This is an archetypal Sharpe book concerning the 'good' people battling the 'evil' people's scheme to build a motorway through a gorge of outstanding natural beauty and containing a ghastly sounding castle with a ferocious female owner and her sly husband, the scheming Sir Giles, but above all the wonderful creation, Blott. Just one thing troubles me about Sharpe and that is his 'idee fixe' that human beings switch from talking to screaming, yelling or snarling at the drop of a penny. The incessant use of this literary device is precisely what spoils the Wilt books which would otherwise have hugely funny plots. In 'Blott' his usage of this gimmick is limited and fails to ruin my enjoyment of what is, indubitably, a funny book.

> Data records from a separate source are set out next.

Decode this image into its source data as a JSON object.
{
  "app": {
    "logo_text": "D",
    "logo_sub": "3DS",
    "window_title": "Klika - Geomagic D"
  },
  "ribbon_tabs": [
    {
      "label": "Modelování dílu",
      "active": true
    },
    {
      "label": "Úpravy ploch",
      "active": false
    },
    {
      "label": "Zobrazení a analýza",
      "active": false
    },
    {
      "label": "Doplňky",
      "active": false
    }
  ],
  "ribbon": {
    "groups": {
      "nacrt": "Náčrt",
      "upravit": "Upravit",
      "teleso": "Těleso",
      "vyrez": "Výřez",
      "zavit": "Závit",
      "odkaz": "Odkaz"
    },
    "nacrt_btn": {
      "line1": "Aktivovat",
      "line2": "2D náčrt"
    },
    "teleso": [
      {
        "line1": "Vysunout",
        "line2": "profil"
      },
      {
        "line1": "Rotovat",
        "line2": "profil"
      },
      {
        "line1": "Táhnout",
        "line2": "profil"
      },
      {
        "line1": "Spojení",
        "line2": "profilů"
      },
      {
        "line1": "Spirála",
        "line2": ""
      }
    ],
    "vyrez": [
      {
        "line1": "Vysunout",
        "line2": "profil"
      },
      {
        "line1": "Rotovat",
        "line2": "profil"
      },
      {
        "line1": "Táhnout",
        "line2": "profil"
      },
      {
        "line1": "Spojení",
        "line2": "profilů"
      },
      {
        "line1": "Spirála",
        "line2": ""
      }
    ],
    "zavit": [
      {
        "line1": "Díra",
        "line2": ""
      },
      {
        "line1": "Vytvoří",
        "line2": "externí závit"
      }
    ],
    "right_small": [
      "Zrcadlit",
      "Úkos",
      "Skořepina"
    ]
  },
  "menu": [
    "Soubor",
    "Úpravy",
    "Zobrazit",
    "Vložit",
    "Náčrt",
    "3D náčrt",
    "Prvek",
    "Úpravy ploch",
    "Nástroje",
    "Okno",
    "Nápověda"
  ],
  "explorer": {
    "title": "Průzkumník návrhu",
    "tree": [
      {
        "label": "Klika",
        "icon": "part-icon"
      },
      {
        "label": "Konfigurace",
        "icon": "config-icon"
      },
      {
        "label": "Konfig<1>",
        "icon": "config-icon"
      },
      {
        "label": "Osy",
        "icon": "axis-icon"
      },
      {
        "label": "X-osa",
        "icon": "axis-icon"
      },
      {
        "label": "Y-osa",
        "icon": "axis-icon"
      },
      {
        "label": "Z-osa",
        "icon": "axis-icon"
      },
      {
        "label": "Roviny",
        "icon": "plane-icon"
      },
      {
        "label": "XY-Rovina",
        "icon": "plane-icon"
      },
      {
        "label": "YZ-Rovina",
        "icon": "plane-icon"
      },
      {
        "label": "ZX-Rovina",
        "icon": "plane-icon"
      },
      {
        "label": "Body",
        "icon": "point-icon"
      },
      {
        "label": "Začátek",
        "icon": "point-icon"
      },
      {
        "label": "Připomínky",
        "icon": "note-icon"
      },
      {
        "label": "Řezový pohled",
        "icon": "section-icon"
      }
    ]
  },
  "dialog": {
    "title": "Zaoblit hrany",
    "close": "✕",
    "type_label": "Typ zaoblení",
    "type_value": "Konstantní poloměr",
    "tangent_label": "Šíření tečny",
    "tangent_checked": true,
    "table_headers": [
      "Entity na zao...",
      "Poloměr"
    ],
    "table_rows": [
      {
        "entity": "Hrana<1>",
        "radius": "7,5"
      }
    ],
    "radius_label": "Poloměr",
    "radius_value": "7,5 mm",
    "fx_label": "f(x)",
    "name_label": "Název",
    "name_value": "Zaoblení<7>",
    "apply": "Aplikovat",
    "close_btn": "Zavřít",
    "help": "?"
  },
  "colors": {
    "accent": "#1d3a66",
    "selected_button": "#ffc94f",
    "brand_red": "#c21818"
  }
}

I remember well the TV version from years ago with great happiness, not least because Blott was played by Hercule Suchet before we became accustomed to seeing him as Poirot. I would hate to have Blott as my enemy in any circumstances but here, where he is given free rein to cause havoc, he is the most worrying enemy one could have. Poor Sir Giles - but he deserved all he got. But if this is your introduction to Sharpe do not waste your time and money on the Wilt books - stick to Porterhouse Blue for similar hilarity to Blott.